Upside - No injury, or even a couple injuries, really hurt this team. It is has solid, maybe not spectacular yet, talent and has the best depth and likely the best trading position as well. This plan also contributes it share of championships. This is a plan that maximizes player value and allows the greatest "working" of an auction as it unfolds.
Downside - You have to manage this team like a mad man. Trade, free agency and always tracking all your players to see who is stepping up and who needs to be shipped out. Unless you land several sleeper types, this is also a ticket to the standing’s cellar.
This takes the most amount of skill and a nice dose of luck does not hurt here either. You have to know when to pull the trigger and when to put the gun down. Can end up facing another team owner with the same strategy and become locked into bidding wars that escalate the value of a deep player far above his relative value because you've let the tiers drain until your options become limited. Watching those top players all fly off for values well above your budget is painful and scary.
Draft Equivalent - Think of it this way, it is like having all your picks come between the fourth and tenth round of a normal draft.

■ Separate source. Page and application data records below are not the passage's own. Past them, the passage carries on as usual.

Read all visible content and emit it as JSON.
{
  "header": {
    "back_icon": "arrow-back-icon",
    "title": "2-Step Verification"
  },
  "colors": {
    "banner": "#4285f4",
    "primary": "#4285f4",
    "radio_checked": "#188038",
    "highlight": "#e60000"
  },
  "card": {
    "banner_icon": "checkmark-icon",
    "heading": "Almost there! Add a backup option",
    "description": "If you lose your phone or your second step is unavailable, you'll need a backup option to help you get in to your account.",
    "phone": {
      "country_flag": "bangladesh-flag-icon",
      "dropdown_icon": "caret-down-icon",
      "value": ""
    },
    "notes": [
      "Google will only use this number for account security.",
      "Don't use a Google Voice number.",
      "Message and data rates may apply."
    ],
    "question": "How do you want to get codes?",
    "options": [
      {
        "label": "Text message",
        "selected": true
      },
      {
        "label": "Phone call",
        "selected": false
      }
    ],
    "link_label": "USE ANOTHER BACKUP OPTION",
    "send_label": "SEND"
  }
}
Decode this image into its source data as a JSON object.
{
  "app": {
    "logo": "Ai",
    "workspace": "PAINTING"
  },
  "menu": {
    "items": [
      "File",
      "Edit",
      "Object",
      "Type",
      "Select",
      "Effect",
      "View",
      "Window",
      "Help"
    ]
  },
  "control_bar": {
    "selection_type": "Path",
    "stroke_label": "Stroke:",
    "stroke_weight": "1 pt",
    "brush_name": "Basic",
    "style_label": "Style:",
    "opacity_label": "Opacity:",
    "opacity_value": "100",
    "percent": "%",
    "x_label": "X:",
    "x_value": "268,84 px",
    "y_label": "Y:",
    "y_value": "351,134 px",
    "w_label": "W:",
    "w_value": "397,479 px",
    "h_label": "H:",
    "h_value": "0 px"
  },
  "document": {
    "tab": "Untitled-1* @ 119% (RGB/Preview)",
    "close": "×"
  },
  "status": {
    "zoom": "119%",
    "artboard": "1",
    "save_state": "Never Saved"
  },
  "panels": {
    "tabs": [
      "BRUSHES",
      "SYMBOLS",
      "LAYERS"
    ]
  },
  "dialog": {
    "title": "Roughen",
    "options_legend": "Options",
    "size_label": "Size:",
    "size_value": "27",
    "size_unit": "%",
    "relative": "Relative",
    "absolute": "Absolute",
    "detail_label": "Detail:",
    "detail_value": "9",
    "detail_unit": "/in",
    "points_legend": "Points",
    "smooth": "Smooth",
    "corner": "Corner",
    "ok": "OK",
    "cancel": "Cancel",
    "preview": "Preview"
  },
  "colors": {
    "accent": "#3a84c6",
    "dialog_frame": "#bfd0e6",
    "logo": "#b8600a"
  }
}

Could you field a good team like this? Think you can create a great one?
Armed with knowledge and prepared for anything, you need to decide if you want to go big, wide or deep. And you have to know that before the auction starts. You'll see soon enough which of the three plans other teams will follow. Assess the risk and make that play. Knowing player values, tiers and your budget will allow you to see the value picks that make a big difference. Every strategy of bidding had its own unique upside and downside, it all points back to being able to value the players correctly before the auction starts.
Auction neophytes often like to “Go Big” since they are getting their first opportunity to select from all super stud players unlike in a traditional draft. The most common approach will be the “Go Wide” which is safe, effective and usually results in a solid yet unspectacular team. Many of the “Go Wide” bidders have not fully come to understand the difference between an auction and a draft. Lastly, the “Go Deep” crowd is the smallest and invariably involves the team owners that are the most knowledgeable (ask them, they will likely gladly confirm it). It is the riskiest strategy but one that best addresses the hunt for player value in an auction.
There is no single method that ensures success because each should be matched to the bidder’s strengths and weaknesses. Decide what suits you best and devise your game plan accordingly. After the first 30 or so players are awarded, you will know what style each bidder is using. And the more astute will see your plan as well – you do have a plan, right?